Set down all of the records exactly.

===

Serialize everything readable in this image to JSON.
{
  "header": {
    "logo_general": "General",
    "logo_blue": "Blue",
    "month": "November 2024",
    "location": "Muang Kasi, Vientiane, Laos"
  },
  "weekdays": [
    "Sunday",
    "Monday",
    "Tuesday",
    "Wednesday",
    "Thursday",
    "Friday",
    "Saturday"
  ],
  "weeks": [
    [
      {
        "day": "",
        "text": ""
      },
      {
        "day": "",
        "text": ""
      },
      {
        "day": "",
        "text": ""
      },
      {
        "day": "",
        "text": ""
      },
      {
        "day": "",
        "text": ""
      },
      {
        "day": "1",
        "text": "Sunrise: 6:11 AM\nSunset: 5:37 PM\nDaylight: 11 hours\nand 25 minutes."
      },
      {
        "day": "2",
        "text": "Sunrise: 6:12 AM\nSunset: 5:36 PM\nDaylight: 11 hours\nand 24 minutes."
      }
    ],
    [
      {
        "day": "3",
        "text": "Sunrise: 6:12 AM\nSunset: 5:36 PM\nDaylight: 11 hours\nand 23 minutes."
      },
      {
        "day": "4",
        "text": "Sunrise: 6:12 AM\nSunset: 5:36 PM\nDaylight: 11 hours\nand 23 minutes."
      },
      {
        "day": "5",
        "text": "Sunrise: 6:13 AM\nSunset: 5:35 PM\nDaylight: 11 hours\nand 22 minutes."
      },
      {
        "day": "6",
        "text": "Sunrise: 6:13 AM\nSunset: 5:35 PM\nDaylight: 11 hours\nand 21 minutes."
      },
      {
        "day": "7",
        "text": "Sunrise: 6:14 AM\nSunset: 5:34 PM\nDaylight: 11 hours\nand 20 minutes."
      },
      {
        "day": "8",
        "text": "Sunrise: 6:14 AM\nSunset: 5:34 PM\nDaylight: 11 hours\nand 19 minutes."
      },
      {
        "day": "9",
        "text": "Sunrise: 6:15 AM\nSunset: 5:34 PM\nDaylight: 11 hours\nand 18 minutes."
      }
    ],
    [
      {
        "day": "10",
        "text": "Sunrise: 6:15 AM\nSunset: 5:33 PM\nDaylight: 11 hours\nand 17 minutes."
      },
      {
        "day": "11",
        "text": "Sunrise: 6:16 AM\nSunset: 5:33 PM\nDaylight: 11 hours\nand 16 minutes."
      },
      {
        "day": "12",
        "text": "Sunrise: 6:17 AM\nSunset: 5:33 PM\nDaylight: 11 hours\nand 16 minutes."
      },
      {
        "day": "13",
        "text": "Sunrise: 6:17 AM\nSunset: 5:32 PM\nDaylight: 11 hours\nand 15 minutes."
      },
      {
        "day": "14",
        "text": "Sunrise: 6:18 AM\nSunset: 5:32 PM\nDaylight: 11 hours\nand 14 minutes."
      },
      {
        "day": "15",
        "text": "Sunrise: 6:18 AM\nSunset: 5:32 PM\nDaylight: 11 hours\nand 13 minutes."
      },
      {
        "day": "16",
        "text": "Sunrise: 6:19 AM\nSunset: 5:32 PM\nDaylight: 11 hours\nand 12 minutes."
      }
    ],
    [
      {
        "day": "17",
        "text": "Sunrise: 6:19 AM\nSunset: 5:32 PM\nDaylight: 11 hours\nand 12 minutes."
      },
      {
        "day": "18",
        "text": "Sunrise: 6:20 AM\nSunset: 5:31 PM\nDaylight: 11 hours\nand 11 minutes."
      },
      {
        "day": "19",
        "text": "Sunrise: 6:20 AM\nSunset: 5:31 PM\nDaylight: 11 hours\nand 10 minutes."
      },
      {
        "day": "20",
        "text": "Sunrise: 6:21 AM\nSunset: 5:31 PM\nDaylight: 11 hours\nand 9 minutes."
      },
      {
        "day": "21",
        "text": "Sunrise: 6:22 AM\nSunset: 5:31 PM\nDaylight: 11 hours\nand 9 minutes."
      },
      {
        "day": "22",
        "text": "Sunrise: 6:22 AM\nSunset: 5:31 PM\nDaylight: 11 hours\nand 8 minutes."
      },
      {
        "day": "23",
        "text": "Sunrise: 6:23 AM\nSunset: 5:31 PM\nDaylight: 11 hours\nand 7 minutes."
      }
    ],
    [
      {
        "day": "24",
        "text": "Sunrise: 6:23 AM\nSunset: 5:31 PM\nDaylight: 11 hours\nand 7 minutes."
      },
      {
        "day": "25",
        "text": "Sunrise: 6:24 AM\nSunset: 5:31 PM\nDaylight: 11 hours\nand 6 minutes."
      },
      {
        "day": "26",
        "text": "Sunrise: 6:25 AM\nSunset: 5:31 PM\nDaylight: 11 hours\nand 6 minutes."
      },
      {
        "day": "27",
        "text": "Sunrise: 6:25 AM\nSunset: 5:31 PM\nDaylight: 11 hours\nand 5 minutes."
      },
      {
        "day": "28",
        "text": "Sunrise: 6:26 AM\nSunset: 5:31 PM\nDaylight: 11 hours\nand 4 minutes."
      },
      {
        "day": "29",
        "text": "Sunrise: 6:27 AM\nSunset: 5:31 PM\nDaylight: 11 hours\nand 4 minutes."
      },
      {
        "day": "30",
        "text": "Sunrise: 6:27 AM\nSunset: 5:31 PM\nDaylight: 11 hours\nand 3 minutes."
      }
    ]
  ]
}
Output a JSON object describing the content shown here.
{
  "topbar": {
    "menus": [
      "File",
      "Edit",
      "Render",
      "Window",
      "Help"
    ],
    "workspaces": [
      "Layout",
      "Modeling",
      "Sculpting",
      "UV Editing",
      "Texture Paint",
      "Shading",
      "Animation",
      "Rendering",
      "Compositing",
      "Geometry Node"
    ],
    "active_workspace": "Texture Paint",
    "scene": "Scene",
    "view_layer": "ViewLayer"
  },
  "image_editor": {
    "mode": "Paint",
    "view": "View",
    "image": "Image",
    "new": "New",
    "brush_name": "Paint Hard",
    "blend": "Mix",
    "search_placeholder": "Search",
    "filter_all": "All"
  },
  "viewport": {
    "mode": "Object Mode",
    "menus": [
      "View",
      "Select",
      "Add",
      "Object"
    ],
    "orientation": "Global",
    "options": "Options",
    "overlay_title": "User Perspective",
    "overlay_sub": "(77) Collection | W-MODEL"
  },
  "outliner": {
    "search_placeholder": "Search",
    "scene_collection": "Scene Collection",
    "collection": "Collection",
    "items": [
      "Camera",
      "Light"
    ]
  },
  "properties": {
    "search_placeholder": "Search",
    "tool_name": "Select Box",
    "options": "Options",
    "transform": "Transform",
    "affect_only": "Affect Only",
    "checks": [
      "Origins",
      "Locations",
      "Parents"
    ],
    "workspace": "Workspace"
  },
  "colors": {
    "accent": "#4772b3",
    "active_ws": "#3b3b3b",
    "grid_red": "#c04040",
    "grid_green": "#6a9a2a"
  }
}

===

Answer for the task:
Serialize everything readable in this image to JSON.
{
  "header": {
    "logo_general": "General",
    "logo_blue": "Blue",
    "month": "November 2024",
    "location": "Muang Kasi, Vientiane, Laos"
  },
  "weekdays": [
    "Sunday",
    "Monday",
    "Tuesday",
    "Wednesday",
    "Thursday",
    "Friday",
    "Saturday"
  ],
  "weeks": [
    [
      {
        "day": "",
        "text": ""
      },
      {
        "day": "",
        "text": ""
      },
      {
        "day": "",
        "text": ""
      },
      {
        "day": "",
        "text": ""
      },
      {
        "day": "",
        "text": ""
      },
      {
        "day": "1",
        "text": "Sunrise: 6:11 AM\nSunset: 5:37 PM\nDaylight: 11 hours\nand 25 minutes."
      },
      {
        "day": "2",
        "text": "Sunrise: 6:12 AM\nSunset: 5:36 PM\nDaylight: 11 hours\nand 24 minutes."
      }
    ],
    [
      {
        "day": "3",
        "text": "Sunrise: 6:12 AM\nSunset: 5:36 PM\nDaylight: 11 hours\nand 23 minutes."
      },
      {
        "day": "4",
        "text": "Sunrise: 6:12 AM\nSunset: 5:36 PM\nDaylight: 11 hours\nand 23 minutes."
      },
      {
        "day": "5",
        "text": "Sunrise: 6:13 AM\nSunset: 5:35 PM\nDaylight: 11 hours\nand 22 minutes."
      },
      {
        "day": "6",
        "text": "Sunrise: 6:13 AM\nSunset: 5:35 PM\nDaylight: 11 hours\nand 21 minutes."
      },
      {
        "day": "7",
        "text": "Sunrise: 6:14 AM\nSunset: 5:34 PM\nDaylight: 11 hours\nand 20 minutes."
      },
      {
        "day": "8",
        "text": "Sunrise: 6:14 AM\nSunset: 5:34 PM\nDaylight: 11 hours\nand 19 minutes."
      },
      {
        "day": "9",
        "text": "Sunrise: 6:15 AM\nSunset: 5:34 PM\nDaylight: 11 hours\nand 18 minutes."
      }
    ],
    [
      {
        "day": "10",
        "text": "Sunrise: 6:15 AM\nSunset: 5:33 PM\nDaylight: 11 hours\nand 17 minutes."
      },
      {
        "day": "11",
        "text": "Sunrise: 6:16 AM\nSunset: 5:33 PM\nDaylight: 11 hours\nand 16 minutes."
      },
      {
        "day": "12",
        "text": "Sunrise: 6:17 AM\nSunset: 5:33 PM\nDaylight: 11 hours\nand 16 minutes."
      },
      {
        "day": "13",
        "text": "Sunrise: 6:17 AM\nSunset: 5:32 PM\nDaylight: 11 hours\nand 15 minutes."
      },
      {
        "day": "14",
        "text": "Sunrise: 6:18 AM\nSunset: 5:32 PM\nDaylight: 11 hours\nand 14 minutes."
      },
      {
        "day": "15",
        "text": "Sunrise: 6:18 AM\nSunset: 5:32 PM\nDaylight: 11 hours\nand 13 minutes."
      },
      {
        "day": "16",
        "text": "Sunrise: 6:19 AM\nSunset: 5:32 PM\nDaylight: 11 hours\nand 12 minutes."
      }
    ],
    [
      {
        "day": "17",
        "text": "Sunrise: 6:19 AM\nSunset: 5:32 PM\nDaylight: 11 hours\nand 12 minutes."
      },
      {
        "day": "18",
        "text": "Sunrise: 6:20 AM\nSunset: 5:31 PM\nDaylight: 11 hours\nand 11 minutes."
      },
      {
        "day": "19",
        "text": "Sunrise: 6:20 AM\nSunset: 5:31 PM\nDaylight: 11 hours\nand 10 minutes."
      },
      {
        "day": "20",
        "text": "Sunrise: 6:21 AM\nSunset: 5:31 PM\nDaylight: 11 hours\nand 9 minutes."
      },
      {
        "day": "21",
        "text": "Sunrise: 6:22 AM\nSunset: 5:31 PM\nDaylight: 11 hours\nand 9 minutes."
      },
      {
        "day": "22",
        "text": "Sunrise: 6:22 AM\nSunset: 5:31 PM\nDaylight: 11 hours\nand 8 minutes."
      },
      {
        "day": "23",
        "text": "Sunrise: 6:23 AM\nSunset: 5:31 PM\nDaylight: 11 hours\nand 7 minutes."
      }
    ],
    [
      {
        "day": "24",
        "text": "Sunrise: 6:23 AM\nSunset: 5:31 PM\nDaylight: 11 hours\nand 7 minutes."
      },
      {
        "day": "25",
        "text": "Sunrise: 6:24 AM\nSunset: 5:31 PM\nDaylight: 11 hours\nand 6 minutes."
      },
      {
        "day": "26",
        "text": "Sunrise: 6:25 AM\nSunset: 5:31 PM\nDaylight: 11 hours\nand 6 minutes."
      },
      {
        "day": "27",
        "text": "Sunrise: 6:25 AM\nSunset: 5:31 PM\nDaylight: 11 hours\nand 5 minutes."
      },
      {
        "day": "28",
        "text": "Sunrise: 6:26 AM\nSunset: 5:31 PM\nDaylight: 11 hours\nand 4 minutes."
      },
      {
        "day": "29",
        "text": "Sunrise: 6:27 AM\nSunset: 5:31 PM\nDaylight: 11 hours\nand 4 minutes."
      },
      {
        "day": "30",
        "text": "Sunrise: 6:27 AM\nSunset: 5:31 PM\nDaylight: 11 hours\nand 3 minutes."
      }
    ]
  ]
}
Output a JSON object describing the content shown here.
{
  "topbar": {
    "menus": [
      "File",
      "Edit",
      "Render",
      "Window",
      "Help"
    ],
    "workspaces": [
      "Layout",
      "Modeling",
      "Sculpting",
      "UV Editing",
      "Texture Paint",
      "Shading",
      "Animation",
      "Rendering",
      "Compositing",
      "Geometry Node"
    ],
    "active_workspace": "Texture Paint",
    "scene": "Scene",
    "view_layer": "ViewLayer"
  },
  "image_editor": {
    "mode": "Paint",
    "view": "View",
    "image": "Image",
    "new": "New",
    "brush_name": "Paint Hard",
    "blend": "Mix",
    "search_placeholder": "Search",
    "filter_all": "All"
  },
  "viewport": {
    "mode": "Object Mode",
    "menus": [
      "View",
      "Select",
      "Add",
      "Object"
    ],
    "orientation": "Global",
    "options": "Options",
    "overlay_title": "User Perspective",
    "overlay_sub": "(77) Collection | W-MODEL"
  },
  "outliner": {
    "search_placeholder": "Search",
    "scene_collection": "Scene Collection",
    "collection": "Collection",
    "items": [
      "Camera",
      "Light"
    ]
  },
  "properties": {
    "search_placeholder": "Search",
    "tool_name": "Select Box",
    "options": "Options",
    "transform": "Transform",
    "affect_only": "Affect Only",
    "checks": [
      "Origins",
      "Locations",
      "Parents"
    ],
    "workspace": "Workspace"
  },
  "colors": {
    "accent": "#4772b3",
    "active_ws": "#3b3b3b",
    "grid_red": "#c04040",
    "grid_green": "#6a9a2a"
  }
}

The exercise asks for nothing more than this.